At last week’s Business Insider Ignition 2011 conference, I had the pleasure of listening to Business Insider CEO and Editor-in-Chief Henry Blodget speak with Twitter Chief Revenue Officer Adam Bain about the past, present and future of Twitter.
An overarching theme of the conference was advertising and how platforms such as Twitter are going to integrate moneymaking opportunities into social platforms. Twitter is widely known for its simplicity – that’s one of the things that the platform has done best in a sea full of ever-changing social platforms.
The folks at Twitter are working fervently to maintain this foundation of simplicity– which has helped to build a following of nearly 300 million users over the course of 5 years – while seamlessly integrating advertising opportunities. Advertising opportunities would be the golden goose to helping Twitter reach it’s oft spoken of potential. Bain said that Twitter plans “…to continue to simplify. At the end of the day, it’s just 140 characters.” He also notes that while it’s only 140 characters, there is still much that can be done. Marketers can do a lot with those characters, as well, as many brands may attest to with case studies of success stories.
Currently, Twitter is working with 2,400 advertisers and experiencing an 80% retention rate, which is nearly unheard of in the advertising world. Bain spoke about seamless integration of advertising – of returning to an age when advertising becomes more about being a piece of art rather than trying to directly sell a product or service to a consumer. Displays ads are now nearly two decades old [if that doesn’t make you feel absolutely geriatric, I don’t know what will.] Bain likens display ads to a “…prepubescent, older child who is living in the basement…time to kick them out.”
Bain points out that display ads, the industry’s advertising of choice for the past decade and a half, garner a .03%-.05% click through rate. Comparatively, promoted ads on Twitter [these include promoted trends, promoted tweets and promoted accounts] drive a 3%-5% click through rate – a 300% difference.
How is Twitter going to monetize the platform to seize the financial opportunity that most agree it has?

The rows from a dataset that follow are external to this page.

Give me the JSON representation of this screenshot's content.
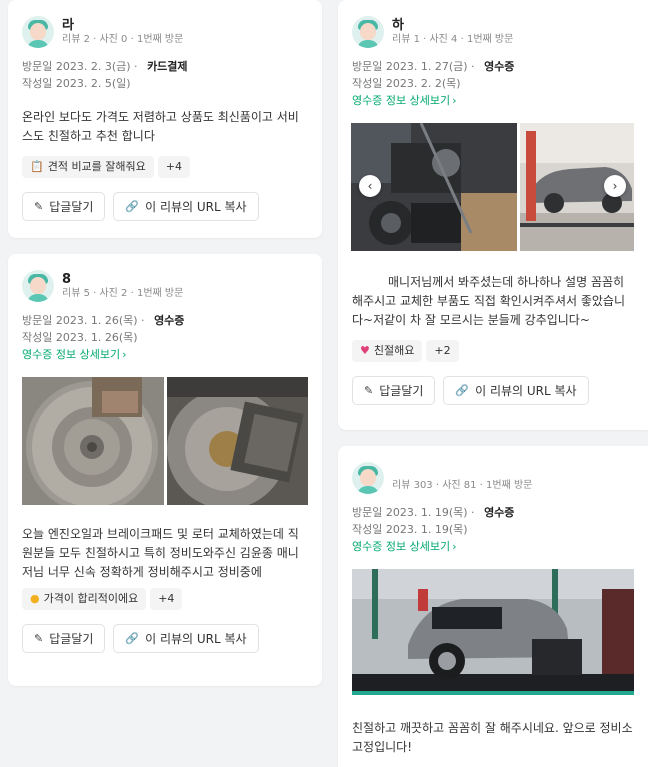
{
  "reviews": [
    {
      "nickname": "라",
      "stats": "리뷰 2 · 사진 0 · 1번째 방문",
      "visit_label": "방문일",
      "visit_date": "2023. 2. 3(금)",
      "payment": "카드결제",
      "written_label": "작성일",
      "written_date": "2023. 2. 5(일)",
      "text": "온라인 보다도 가격도 저렴하고 상품도 최신품이고 서비스도 친절하고 추천 합니다",
      "tag": "견적 비교를 잘해줘요",
      "tag_icon": "clipboard-icon",
      "more_tags": "+4",
      "reply": "답글달기",
      "copy_url": "이 리뷰의 URL 복사"
    },
    {
      "nickname": "8",
      "stats": "리뷰 5 · 사진 2 · 1번째 방문",
      "visit_label": "방문일",
      "visit_date": "2023. 1. 26(목)",
      "payment": "영수증",
      "written_label": "작성일",
      "written_date": "2023. 1. 26(목)",
      "receipt_link": "영수증 정보 상세보기",
      "text": "오늘 엔진오일과 브레이크패드 및 로터 교체하였는데 직원분들 모두 친절하시고 특히 정비도와주신 김윤종 매니저님 너무 신속 정확하게 정비해주시고 정비중에",
      "tag": "가격이 합리적이에요",
      "tag_icon": "coin-icon",
      "more_tags": "+4",
      "reply": "답글달기",
      "copy_url": "이 리뷰의 URL 복사"
    },
    {
      "nickname": "하",
      "stats": "리뷰 1 · 사진 4 · 1번째 방문",
      "visit_label": "방문일",
      "visit_date": "2023. 1. 27(금)",
      "payment": "영수증",
      "written_label": "작성일",
      "written_date": "2023. 2. 2(목)",
      "receipt_link": "영수증 정보 상세보기",
      "text": "매니저님께서 봐주셨는데 하나하나 설명 꼼꼼히 해주시고 교체한 부품도 직접 확인시켜주셔서 좋았습니다~저같이 차 잘 모르시는 분들께 강추입니다~",
      "tag": "친절해요",
      "tag_icon": "heart-icon",
      "more_tags": "+2",
      "reply": "답글달기",
      "copy_url": "이 리뷰의 URL 복사"
    },
    {
      "nickname": "",
      "stats": "리뷰 303 · 사진 81 · 1번째 방문",
      "visit_label": "방문일",
      "visit_date": "2023. 1. 19(목)",
      "payment": "영수증",
      "written_label": "작성일",
      "written_date": "2023. 1. 19(목)",
      "receipt_link": "영수증 정보 상세보기",
      "text": "친절하고 깨끗하고 꼼꼼히 잘 해주시네요. 앞으로 정비소 고정입니다!"
    }
  ],
  "colors": {
    "accent": "#03a96e",
    "card_bg": "#ffffff",
    "page_bg": "#f2f3f5"
  }
}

Bain laid out the three forms of advertising that may well create the newest generation of online advertising: promoted accounts, promoted trends and promoted tweets.
One of the most impressive case studies of the success of brand partnerships with Twitter happened earlier this year when Virgin Airlines launched the “Fly Forward, Give Back” Sale which offered Twitter users the exclusive opportunity to purchase airfares for only $49. They also donated $5 from each sale to the non-profit State Up To Cancer (SU2C). The campaign was only offered on Twitter and successfully used promoted trends, which resulted in the 5th largest sales day in Virgin’s history.
On a personal note, I found Adam Bain to be an informative speaker. Twitter has been my social platform of choice for several years now and it seems to be the most social of the social platforms. The ability to seamlessly connect with any user is liberating in a world filled with friend requests and privacy settings. I find the simplicity, which Adam Bain himself trumpets as one of the best features of the platform, to be a refreshing change from the regular upsets that other platforms seem to go through. Twitter allows you and your voice to be the protagonist; the platform is merely the stage that we’re performing on.
As a business, Twitter is grappling with a way to turn a cool tool into a profitable platform. Hearing Bain speak about the Mad Men era when advertising was more a work of art than a sales pitch is encouraging. As a consumer, it would be nice to have a conversation with brands instead of having them scream at me from a television ad. As a PR and social media professional, it’s encouraging to see that a large platform is offering options other than display and banner ads.
In closing, Bain discussed Twitter’s plans for the next year, which largely includes scaling the business properly. He did, however, mention that Twitter intends to scale and grow on their own terms, stating, “…we want to do it right instead of being pushed to do it right away. We’ve done it right so far, the next year or two is about scale.”